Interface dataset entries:
***
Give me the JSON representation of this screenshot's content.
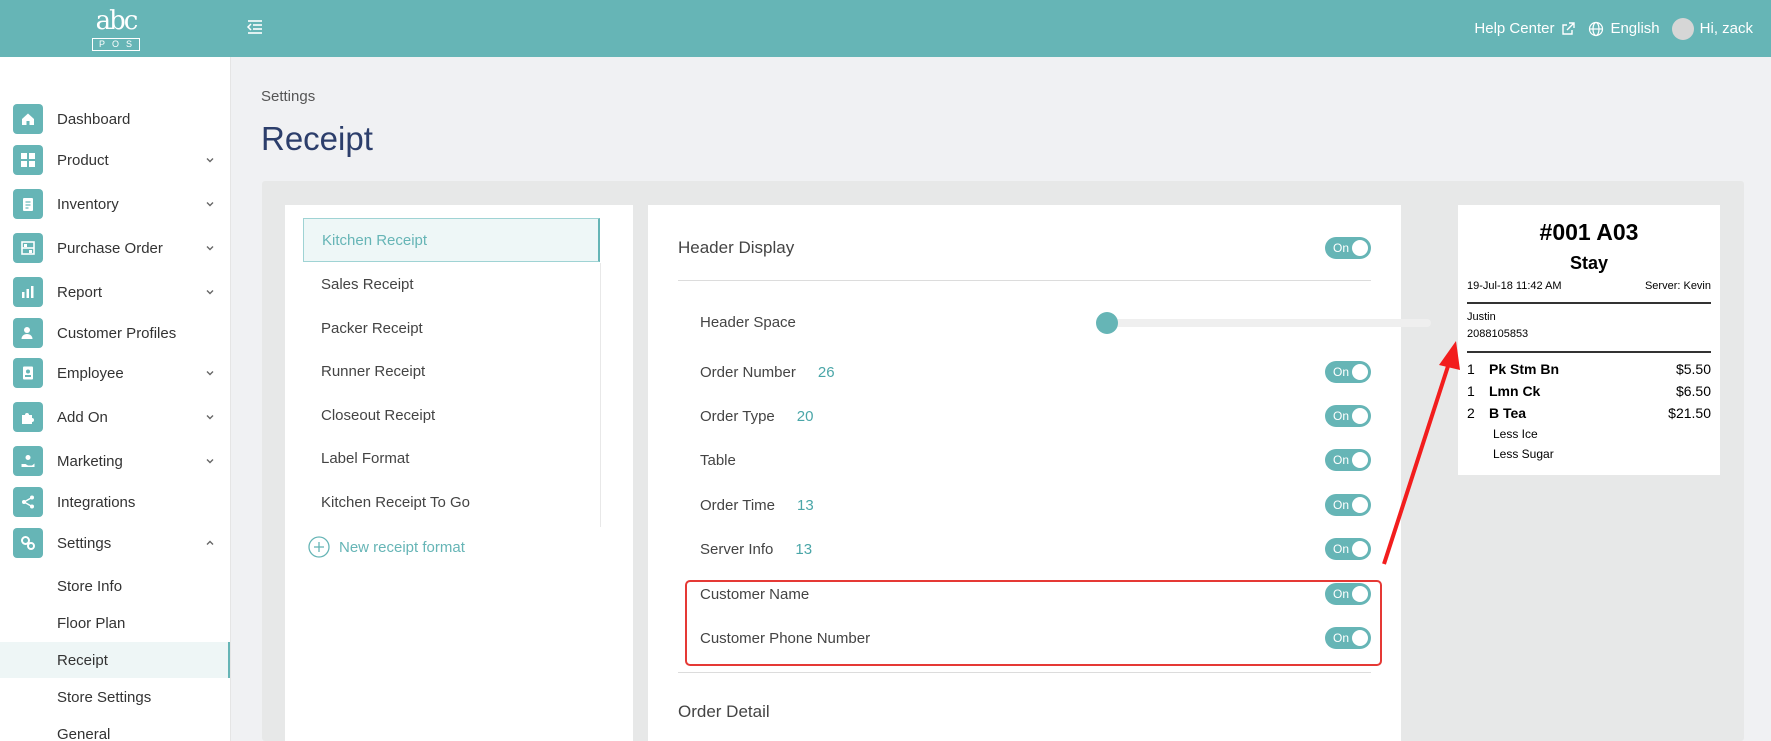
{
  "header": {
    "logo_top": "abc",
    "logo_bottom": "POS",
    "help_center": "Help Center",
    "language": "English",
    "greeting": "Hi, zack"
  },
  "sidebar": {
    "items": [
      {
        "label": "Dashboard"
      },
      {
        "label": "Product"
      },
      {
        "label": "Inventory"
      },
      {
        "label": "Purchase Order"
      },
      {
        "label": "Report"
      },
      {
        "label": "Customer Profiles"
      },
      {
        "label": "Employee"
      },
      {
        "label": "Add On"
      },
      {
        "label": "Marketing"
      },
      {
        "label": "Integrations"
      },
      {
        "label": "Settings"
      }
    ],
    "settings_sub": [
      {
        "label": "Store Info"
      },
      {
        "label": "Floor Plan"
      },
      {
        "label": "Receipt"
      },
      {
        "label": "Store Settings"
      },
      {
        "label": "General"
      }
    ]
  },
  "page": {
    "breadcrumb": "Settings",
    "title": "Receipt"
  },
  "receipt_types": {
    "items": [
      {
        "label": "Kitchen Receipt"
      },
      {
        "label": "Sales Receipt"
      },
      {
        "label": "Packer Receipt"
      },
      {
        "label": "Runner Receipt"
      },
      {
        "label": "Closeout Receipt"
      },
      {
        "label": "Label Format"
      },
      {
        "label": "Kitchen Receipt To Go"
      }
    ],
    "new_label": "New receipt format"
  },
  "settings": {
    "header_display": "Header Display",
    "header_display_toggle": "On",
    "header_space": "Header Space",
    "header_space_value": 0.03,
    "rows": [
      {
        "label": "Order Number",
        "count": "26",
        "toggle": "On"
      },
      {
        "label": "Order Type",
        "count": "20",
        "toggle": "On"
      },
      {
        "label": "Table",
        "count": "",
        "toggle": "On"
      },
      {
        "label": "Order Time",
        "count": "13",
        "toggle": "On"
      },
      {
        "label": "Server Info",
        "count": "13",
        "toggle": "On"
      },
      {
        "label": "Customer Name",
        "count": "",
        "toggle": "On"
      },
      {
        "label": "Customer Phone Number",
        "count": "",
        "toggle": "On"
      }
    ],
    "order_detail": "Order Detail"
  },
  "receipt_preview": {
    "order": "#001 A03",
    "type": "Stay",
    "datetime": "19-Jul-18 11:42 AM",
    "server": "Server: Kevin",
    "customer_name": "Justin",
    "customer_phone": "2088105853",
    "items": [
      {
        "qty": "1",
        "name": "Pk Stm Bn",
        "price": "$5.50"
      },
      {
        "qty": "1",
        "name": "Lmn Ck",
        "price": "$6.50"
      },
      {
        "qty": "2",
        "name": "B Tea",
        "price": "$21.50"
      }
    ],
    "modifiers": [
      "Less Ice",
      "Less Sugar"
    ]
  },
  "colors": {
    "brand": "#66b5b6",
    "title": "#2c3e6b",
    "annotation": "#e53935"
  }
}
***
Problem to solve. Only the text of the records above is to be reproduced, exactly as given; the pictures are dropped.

Result of the task.
Give me the JSON representation of this screenshot's content.
{
  "header": {
    "logo_top": "abc",
    "logo_bottom": "POS",
    "help_center": "Help Center",
    "language": "English",
    "greeting": "Hi, zack"
  },
  "sidebar": {
    "items": [
      {
        "label": "Dashboard"
      },
      {
        "label": "Product"
      },
      {
        "label": "Inventory"
      },
      {
        "label": "Purchase Order"
      },
      {
        "label": "Report"
      },
      {
        "label": "Customer Profiles"
      },
      {
        "label": "Employee"
      },
      {
        "label": "Add On"
      },
      {
        "label": "Marketing"
      },
      {
        "label": "Integrations"
      },
      {
        "label": "Settings"
      }
    ],
    "settings_sub": [
      {
        "label": "Store Info"
      },
      {
        "label": "Floor Plan"
      },
      {
        "label": "Receipt"
      },
      {
        "label": "Store Settings"
      },
      {
        "label": "General"
      }
    ]
  },
  "page": {
    "breadcrumb": "Settings",
    "title": "Receipt"
  },
  "receipt_types": {
    "items": [
      {
        "label": "Kitchen Receipt"
      },
      {
        "label": "Sales Receipt"
      },
      {
        "label": "Packer Receipt"
      },
      {
        "label": "Runner Receipt"
      },
      {
        "label": "Closeout Receipt"
      },
      {
        "label": "Label Format"
      },
      {
        "label": "Kitchen Receipt To Go"
      }
    ],
    "new_label": "New receipt format"
  },
  "settings": {
    "header_display": "Header Display",
    "header_display_toggle": "On",
    "header_space": "Header Space",
    "header_space_value": 0.03,
    "rows": [
      {
        "label": "Order Number",
        "count": "26",
        "toggle": "On"
      },
      {
        "label": "Order Type",
        "count": "20",
        "toggle": "On"
      },
      {
        "label": "Table",
        "count": "",
        "toggle": "On"
      },
      {
        "label": "Order Time",
        "count": "13",
        "toggle": "On"
      },
      {
        "label": "Server Info",
        "count": "13",
        "toggle": "On"
      },
      {
        "label": "Customer Name",
        "count": "",
        "toggle": "On"
      },
      {
        "label": "Customer Phone Number",
        "count": "",
        "toggle": "On"
      }
    ],
    "order_detail": "Order Detail"
  },
  "receipt_preview": {
    "order": "#001 A03",
    "type": "Stay",
    "datetime": "19-Jul-18 11:42 AM",
    "server": "Server: Kevin",
    "customer_name": "Justin",
    "customer_phone": "2088105853",
    "items": [
      {
        "qty": "1",
        "name": "Pk Stm Bn",
        "price": "$5.50"
      },
      {
        "qty": "1",
        "name": "Lmn Ck",
        "price": "$6.50"
      },
      {
        "qty": "2",
        "name": "B Tea",
        "price": "$21.50"
      }
    ],
    "modifiers": [
      "Less Ice",
      "Less Sugar"
    ]
  },
  "colors": {
    "brand": "#66b5b6",
    "title": "#2c3e6b",
    "annotation": "#e53935"
  }
}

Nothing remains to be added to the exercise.